Web page and app entries:
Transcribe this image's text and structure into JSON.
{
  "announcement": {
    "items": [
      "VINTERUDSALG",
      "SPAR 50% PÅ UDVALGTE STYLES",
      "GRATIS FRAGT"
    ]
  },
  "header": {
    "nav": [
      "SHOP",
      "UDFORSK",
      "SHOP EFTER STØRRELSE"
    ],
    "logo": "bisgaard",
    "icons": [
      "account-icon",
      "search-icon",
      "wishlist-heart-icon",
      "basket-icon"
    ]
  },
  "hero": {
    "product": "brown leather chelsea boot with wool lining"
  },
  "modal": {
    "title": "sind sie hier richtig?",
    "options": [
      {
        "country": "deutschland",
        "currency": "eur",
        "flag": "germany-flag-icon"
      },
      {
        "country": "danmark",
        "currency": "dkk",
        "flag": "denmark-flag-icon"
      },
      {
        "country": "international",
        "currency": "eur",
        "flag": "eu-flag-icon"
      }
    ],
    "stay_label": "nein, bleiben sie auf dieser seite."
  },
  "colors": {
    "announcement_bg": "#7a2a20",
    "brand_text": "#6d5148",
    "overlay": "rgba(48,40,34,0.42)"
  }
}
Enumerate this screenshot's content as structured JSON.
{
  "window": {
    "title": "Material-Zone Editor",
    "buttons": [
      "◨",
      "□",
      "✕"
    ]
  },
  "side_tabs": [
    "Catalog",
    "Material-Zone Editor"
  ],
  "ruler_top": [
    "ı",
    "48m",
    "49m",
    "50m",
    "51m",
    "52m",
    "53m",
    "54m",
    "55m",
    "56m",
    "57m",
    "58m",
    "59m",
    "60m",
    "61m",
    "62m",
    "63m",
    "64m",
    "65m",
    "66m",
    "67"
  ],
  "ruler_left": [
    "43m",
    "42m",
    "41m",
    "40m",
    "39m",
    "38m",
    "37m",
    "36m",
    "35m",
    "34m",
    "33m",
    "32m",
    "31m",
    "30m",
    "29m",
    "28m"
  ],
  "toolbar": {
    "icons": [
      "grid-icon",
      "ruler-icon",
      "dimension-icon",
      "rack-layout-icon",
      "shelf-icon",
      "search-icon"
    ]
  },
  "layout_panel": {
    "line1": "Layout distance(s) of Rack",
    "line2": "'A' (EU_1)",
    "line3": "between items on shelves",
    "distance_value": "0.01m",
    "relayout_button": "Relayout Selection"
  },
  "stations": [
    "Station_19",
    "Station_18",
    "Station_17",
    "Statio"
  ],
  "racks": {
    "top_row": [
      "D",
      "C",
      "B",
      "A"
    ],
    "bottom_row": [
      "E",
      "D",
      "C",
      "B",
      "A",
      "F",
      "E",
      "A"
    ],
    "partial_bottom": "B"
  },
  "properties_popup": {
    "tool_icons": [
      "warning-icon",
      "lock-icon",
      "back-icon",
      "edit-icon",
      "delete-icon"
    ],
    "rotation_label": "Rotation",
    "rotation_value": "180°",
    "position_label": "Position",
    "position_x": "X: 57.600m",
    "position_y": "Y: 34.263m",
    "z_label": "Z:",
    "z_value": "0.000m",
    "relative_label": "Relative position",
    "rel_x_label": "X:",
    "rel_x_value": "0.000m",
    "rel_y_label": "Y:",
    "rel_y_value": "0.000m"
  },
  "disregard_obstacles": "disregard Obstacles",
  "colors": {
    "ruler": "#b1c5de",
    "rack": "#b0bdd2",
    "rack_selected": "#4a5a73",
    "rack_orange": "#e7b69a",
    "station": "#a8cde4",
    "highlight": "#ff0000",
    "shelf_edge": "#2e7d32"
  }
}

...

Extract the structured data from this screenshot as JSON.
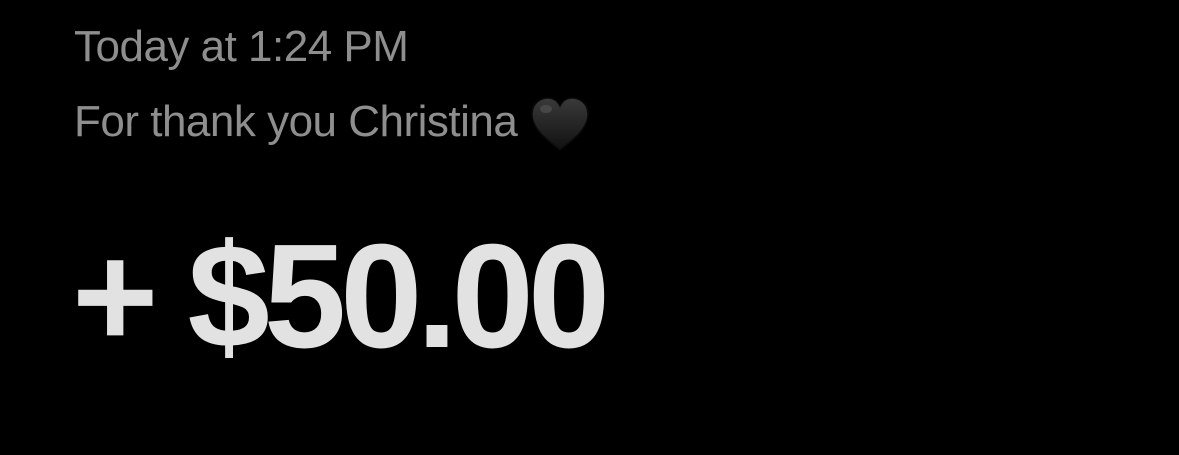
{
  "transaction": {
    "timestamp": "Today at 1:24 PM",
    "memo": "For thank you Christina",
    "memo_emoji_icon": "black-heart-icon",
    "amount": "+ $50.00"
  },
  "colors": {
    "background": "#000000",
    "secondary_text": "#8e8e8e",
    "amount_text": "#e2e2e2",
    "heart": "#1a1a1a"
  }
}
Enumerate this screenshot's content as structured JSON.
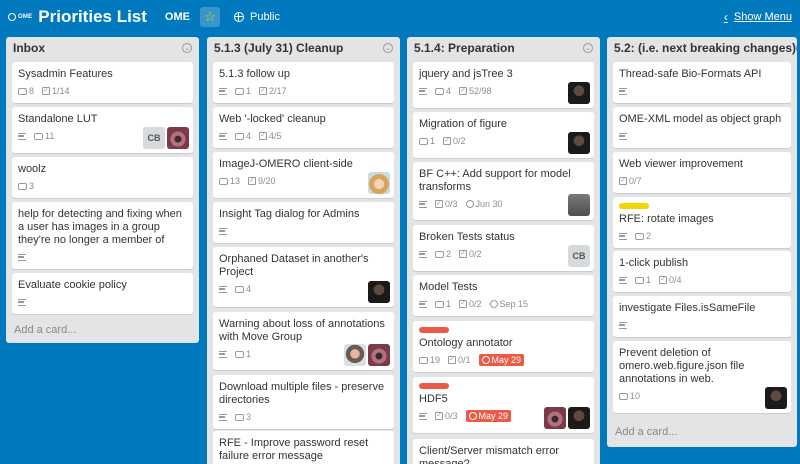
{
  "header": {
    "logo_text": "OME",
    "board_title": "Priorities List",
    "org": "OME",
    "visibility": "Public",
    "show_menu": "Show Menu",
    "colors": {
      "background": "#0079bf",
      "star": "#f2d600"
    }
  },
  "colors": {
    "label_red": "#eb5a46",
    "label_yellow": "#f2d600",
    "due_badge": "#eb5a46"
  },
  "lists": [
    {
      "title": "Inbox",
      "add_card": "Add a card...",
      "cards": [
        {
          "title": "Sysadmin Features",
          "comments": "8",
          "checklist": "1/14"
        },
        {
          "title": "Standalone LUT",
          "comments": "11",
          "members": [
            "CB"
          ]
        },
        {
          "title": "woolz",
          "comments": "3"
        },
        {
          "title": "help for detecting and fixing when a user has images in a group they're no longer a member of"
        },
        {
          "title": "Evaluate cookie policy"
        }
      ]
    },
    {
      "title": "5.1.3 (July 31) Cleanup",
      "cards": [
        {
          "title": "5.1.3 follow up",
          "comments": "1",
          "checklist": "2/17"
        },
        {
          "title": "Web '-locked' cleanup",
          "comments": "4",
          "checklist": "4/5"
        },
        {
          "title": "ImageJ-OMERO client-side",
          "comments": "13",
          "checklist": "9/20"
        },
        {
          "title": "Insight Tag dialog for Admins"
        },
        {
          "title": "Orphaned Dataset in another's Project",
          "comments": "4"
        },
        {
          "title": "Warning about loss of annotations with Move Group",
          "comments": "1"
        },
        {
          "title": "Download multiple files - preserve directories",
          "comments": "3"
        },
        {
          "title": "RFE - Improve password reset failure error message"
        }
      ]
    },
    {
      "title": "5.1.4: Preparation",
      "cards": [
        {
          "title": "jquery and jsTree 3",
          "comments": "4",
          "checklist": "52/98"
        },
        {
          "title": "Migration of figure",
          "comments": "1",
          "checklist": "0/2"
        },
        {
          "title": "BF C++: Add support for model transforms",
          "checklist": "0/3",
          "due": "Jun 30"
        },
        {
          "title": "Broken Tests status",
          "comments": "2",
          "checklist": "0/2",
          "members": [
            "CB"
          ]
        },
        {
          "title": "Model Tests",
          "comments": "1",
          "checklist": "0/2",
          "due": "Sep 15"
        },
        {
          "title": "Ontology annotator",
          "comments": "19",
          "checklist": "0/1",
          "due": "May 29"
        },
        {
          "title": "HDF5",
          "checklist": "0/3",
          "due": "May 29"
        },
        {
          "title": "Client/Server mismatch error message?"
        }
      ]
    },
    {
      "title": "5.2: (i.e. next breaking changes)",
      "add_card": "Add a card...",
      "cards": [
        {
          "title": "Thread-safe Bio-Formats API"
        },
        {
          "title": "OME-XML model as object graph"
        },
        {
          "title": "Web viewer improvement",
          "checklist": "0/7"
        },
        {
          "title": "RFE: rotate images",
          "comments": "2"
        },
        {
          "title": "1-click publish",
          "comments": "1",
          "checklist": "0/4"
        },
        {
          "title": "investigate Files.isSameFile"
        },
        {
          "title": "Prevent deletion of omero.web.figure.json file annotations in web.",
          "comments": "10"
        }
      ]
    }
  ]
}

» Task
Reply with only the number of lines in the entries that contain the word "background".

» Exercise solution
2